O my friends, my friends! that that eye might be once blinded in you which hinders the sight of God; and the eye opened which beholds his glory, and also taketh pleasure in his lowest appearance. The babe alone hath the mysteries of the kingdom revealed to him, (the wise and prudent are excluded; the birth after the flesh, in every one, must be famished and destroyed) and he alone can see in the eternal light this dispensation of the everlasting gospel after the apostasy, which the Lord hideth from those who are wise in the letter of the former dispensation of the same gospel, but cannot read it as it was given forth in the Spirit then, nor as it is now again held forth in the same Spirit and power. O my friends! this is the truth to you (wait on the Lord, that ye may understand it from him): Your right eye must be put out, (which will never cease offending you, and causing you to stumble, so long as it is able to see) and all your knowledge which ye hold out of the life become as dross and dung to you, if ever ye taste and come to enjoy the excellency and glory of this appearance of God in his eternal Spirit, who hath descended from on high into the hearts of his chosen, to prepare them for his spiritual temple, that he may dwell in them, and they in him. And he will dwell in them, and they shall dwell in him, to the full delight and satisfaction of their hearts, and to the confusion of all those who remain despising and reproaching this his glorious appearance, and his people in whom he hath appeared.
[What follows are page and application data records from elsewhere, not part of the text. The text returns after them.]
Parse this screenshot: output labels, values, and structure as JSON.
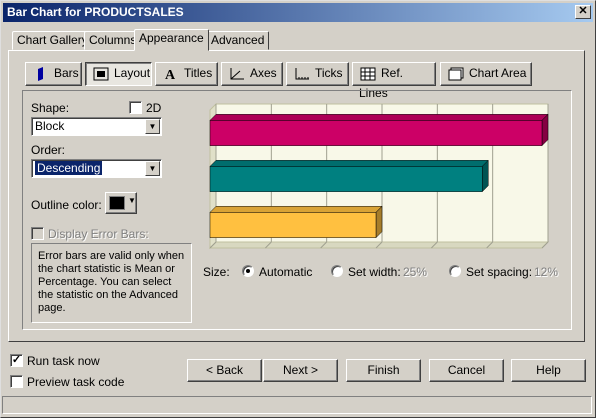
{
  "window": {
    "title": "Bar Chart for PRODUCTSALES",
    "close_glyph": "✕"
  },
  "tabs": [
    {
      "label": "Chart Gallery"
    },
    {
      "label": "Columns"
    },
    {
      "label": "Appearance"
    },
    {
      "label": "Advanced"
    }
  ],
  "subtabs": [
    {
      "label": "Bars",
      "icon": "bars-icon"
    },
    {
      "label": "Layout",
      "icon": "layout-icon"
    },
    {
      "label": "Titles",
      "icon": "titles-icon"
    },
    {
      "label": "Axes",
      "icon": "axes-icon"
    },
    {
      "label": "Ticks",
      "icon": "ticks-icon"
    },
    {
      "label": "Ref. Lines",
      "icon": "reflines-icon"
    },
    {
      "label": "Chart Area",
      "icon": "chartarea-icon"
    }
  ],
  "layout": {
    "shape_label": "Shape:",
    "two_d_label": "2D",
    "shape_value": "Block",
    "order_label": "Order:",
    "order_value": "Descending",
    "outline_label": "Outline color:",
    "outline_color": "#000000",
    "error_bars_label": "Display Error Bars:",
    "info_text": "Error bars are valid only when the chart statistic is Mean or Percentage.  You can select the statistic on the Advanced page."
  },
  "size": {
    "label": "Size:",
    "automatic_label": "Automatic",
    "set_width_label": "Set width:",
    "set_width_value": "25%",
    "set_spacing_label": "Set spacing:",
    "set_spacing_value": "12%"
  },
  "chart_data": {
    "type": "bar",
    "orientation": "horizontal",
    "values": [
      100,
      82,
      50
    ],
    "colors": [
      "#cc0066",
      "#008080",
      "#ffc040"
    ],
    "xlim": [
      0,
      100
    ],
    "grid": true
  },
  "footer": {
    "run_task_label": "Run task now",
    "run_task_checked": true,
    "preview_label": "Preview task code",
    "preview_checked": false,
    "back_label": "< Back",
    "next_label": "Next >",
    "finish_label": "Finish",
    "cancel_label": "Cancel",
    "help_label": "Help"
  }
}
The day is not far off, wherein this will be made manifest; wherein great bitterness and anguish of spirit will befall those who can only see the glory afar off, but cannot inherit it, being found in that nature and spirit which is separated from it, and eternally shut out of it.